This school year is unlike any other. Frito-Lay knew the critical need to ensure children have enough food and resources to succeed. The company quickly pivoted to expand its partnership with Feed the Children, a leading nonprofit focused on alleviating childhood hunger, to create the "Building the Future Together" program to provide shelf-stable food to supplement more than a quarter-million meals and distribute 500,000 pantry staples, school supplies, snacks, books, hand sanitizer, and personal care items to schools in underserved communities.

Keep Reading Show less
via Tom Ward / Instagram

Artist Tom Ward has used his incredible illustration techniques to give us some new perspective on modern life through popular Disney characters. "Disney characters are so iconic that I thought transporting them to our modern world could help us see it through new eyes," he told The Metro.

Tom says he wanted to bring to life "the times we live in and communicate topical issues in a relatable way."

In Ward's "Alt Disney" series, Prince Charming and Pinocchio have fallen victim to smart phone addiction. Ariel is living in a polluted ocean, and Simba and Baloo have been abused by humans.

Keep Reading Show less
True
Back Market

Between the new normal that is working from home and e-learning for students of all ages, having functional electronic devices is extremely important. But that doesn't mean needing to run out and buy the latest and greatest model. In fact, this cycle of constantly upgrading our devices to keep up with the newest technology is an incredibly dangerous habit.

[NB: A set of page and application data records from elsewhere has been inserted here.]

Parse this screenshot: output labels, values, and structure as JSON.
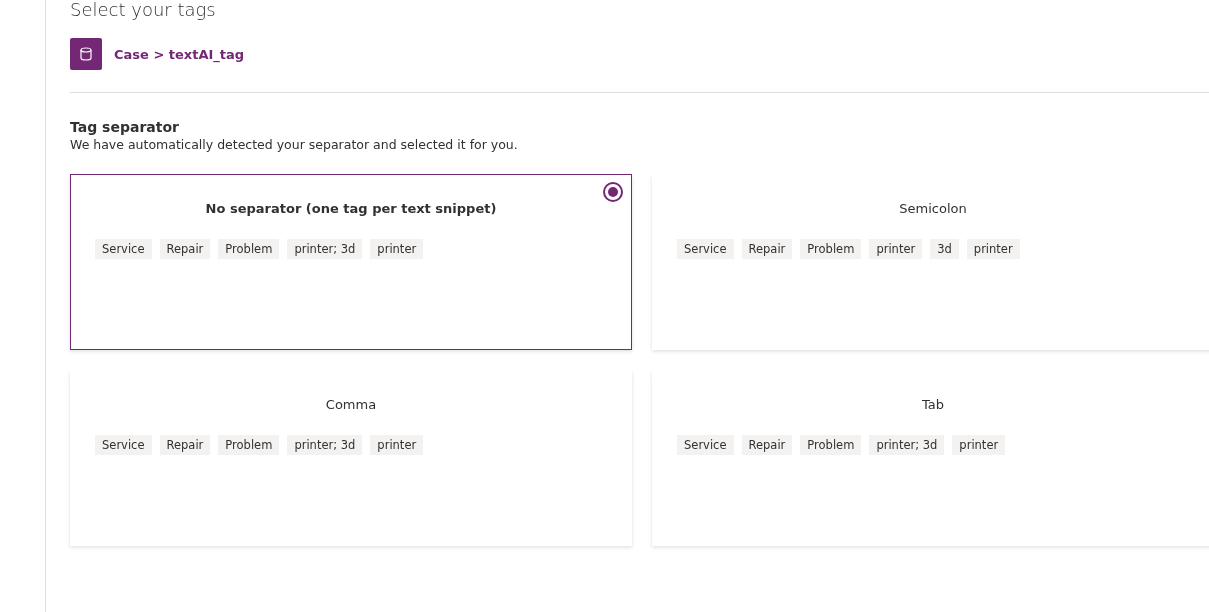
{
  "page_title": "Select your tags",
  "source": {
    "path": "Case > textAI_tag"
  },
  "section": {
    "title": "Tag separator",
    "description": "We have automatically detected your separator and selected it for you."
  },
  "options": [
    {
      "label": "No separator (one tag per text snippet)",
      "selected": true,
      "tags": [
        "Service",
        "Repair",
        "Problem",
        "printer; 3d",
        "printer"
      ]
    },
    {
      "label": "Semicolon",
      "selected": false,
      "tags": [
        "Service",
        "Repair",
        "Problem",
        "printer",
        "3d",
        "printer"
      ]
    },
    {
      "label": "Comma",
      "selected": false,
      "tags": [
        "Service",
        "Repair",
        "Problem",
        "printer; 3d",
        "printer"
      ]
    },
    {
      "label": "Tab",
      "selected": false,
      "tags": [
        "Service",
        "Repair",
        "Problem",
        "printer; 3d",
        "printer"
      ]
    }
  ]
}
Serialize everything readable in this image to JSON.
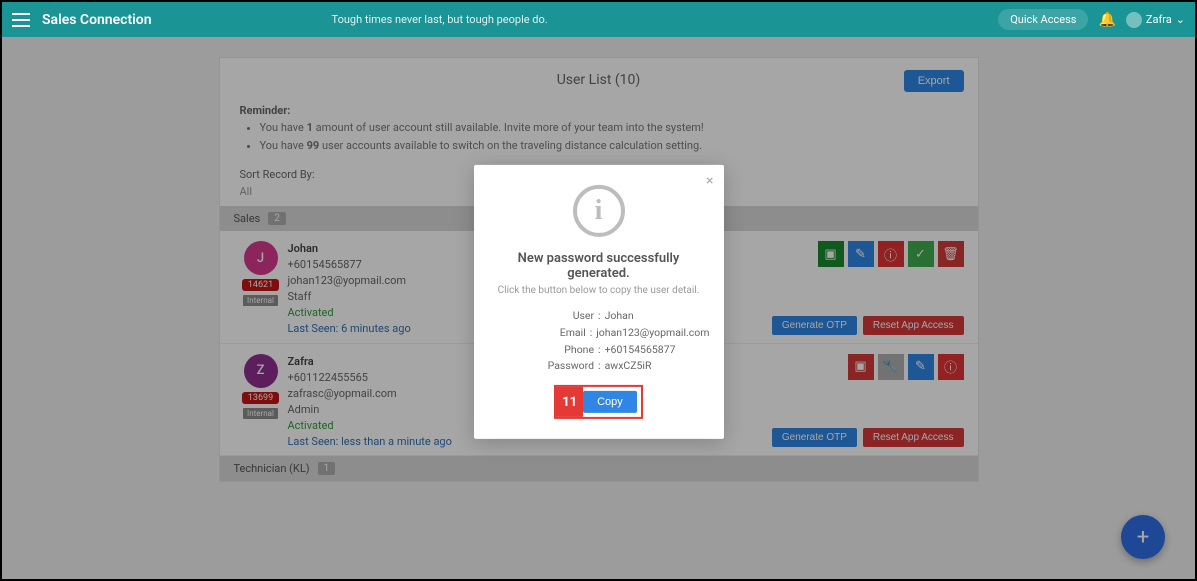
{
  "topbar": {
    "brand": "Sales Connection",
    "quote": "Tough times never last, but tough people do.",
    "quick_access": "Quick Access",
    "username": "Zafra"
  },
  "page": {
    "title": "User List (10)",
    "export": "Export",
    "reminder_title": "Reminder:",
    "reminder_items": [
      "You have 1 amount of user account still available. Invite more of your team into the system!",
      "You have 99 user accounts available to switch on the traveling distance calculation setting."
    ],
    "sort_label": "Sort Record By:",
    "sort_filter": "All"
  },
  "groups": [
    {
      "name": "Sales",
      "count": "2",
      "users": [
        {
          "initial": "J",
          "avatar_class": "bg-pink",
          "name": "Johan",
          "phone": "+60154565877",
          "email": "johan123@yopmail.com",
          "role": "Staff",
          "status": "Activated",
          "last_seen": "Last Seen: 6 minutes ago",
          "id": "14621",
          "internal": "Internal",
          "action_set": "A"
        },
        {
          "initial": "Z",
          "avatar_class": "bg-purple",
          "name": "Zafra",
          "phone": "+601122455565",
          "email": "zafrasc@yopmail.com",
          "role": "Admin",
          "status": "Activated",
          "last_seen": "Last Seen: less than a minute ago",
          "id": "13699",
          "internal": "Internal",
          "action_set": "B"
        }
      ]
    },
    {
      "name": "Technician (KL)",
      "count": "1",
      "users": []
    }
  ],
  "buttons": {
    "generate_otp": "Generate OTP",
    "reset_app": "Reset App Access"
  },
  "modal": {
    "title": "New password successfully generated.",
    "subtitle": "Click the button below to copy the user detail.",
    "fields": {
      "user_label": "User",
      "user_val": "Johan",
      "email_label": "Email",
      "email_val": "johan123@yopmail.com",
      "phone_label": "Phone",
      "phone_val": "+60154565877",
      "password_label": "Password",
      "password_val": "awxCZ5iR"
    },
    "callout_num": "11",
    "copy": "Copy"
  }
}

The amount of e-waste we produce each year is growing at an increasing rate, and the improper treatment and disposal of this waste is harmful to both human health and the planet.

So what's the solution? While no one expects you to stop purchasing new phones, laptops, and other devices, what you can do is consider where you're purchasing them from and how often in order to help improve the planet for future generations.

Keep Reading Show less

With many schools going virtual, many daycare facilities being closed or limited, and millions of parents working from home during the pandemic, the balance working moms have always struggled to achieve has become even more challenging in 2020. Though there are more women in the workforce than ever, women still take on the lion's share of household and childcare duties. Moms also tend to bear the mental load of keeping track of all the little details that keep family life running smoothly, from noticing when kids are outgrowing their clothing to keeping track of doctor and dentist appointments to organizing kids' extracurricular activities.

It's a lot. And it's a lot more now that we're also dealing with the daily existential dread of a global pandemic, social unrest, political upheaval, and increasingly intense natural disasters.

That's why scientist Gretchen Goldman's refreshingly honest photo showing where and how she conducted a CNN interview is resonating with so many.

Keep Reading Show less

Schools often have to walk a fine line when it comes to parental complaints. Diverse backgrounds, beliefs, and preferences for what kids see and hear will always mean that schools can't please everyone all the time, so educators have to discern what's best for the whole, broad spectrum of kids in their care.

Sometimes, what's best is hard to discern. Sometimes it's absolutely not.

Such was the case this week when a parent at a St. Louis elementary school complained in a Facebook group about a book that was read to her 7-year-old. The parent wrote:

"Anyone else check out the read a loud book on Canvas for 2nd grade today? Ron's Big Mission was the book that was read out loud to my 7 year old. I caught this after she watched it bc I was working with my 3rd grader. I have called my daughters school. Parents, we have to preview what we are letting the kids see on there."

Keep Reading Show less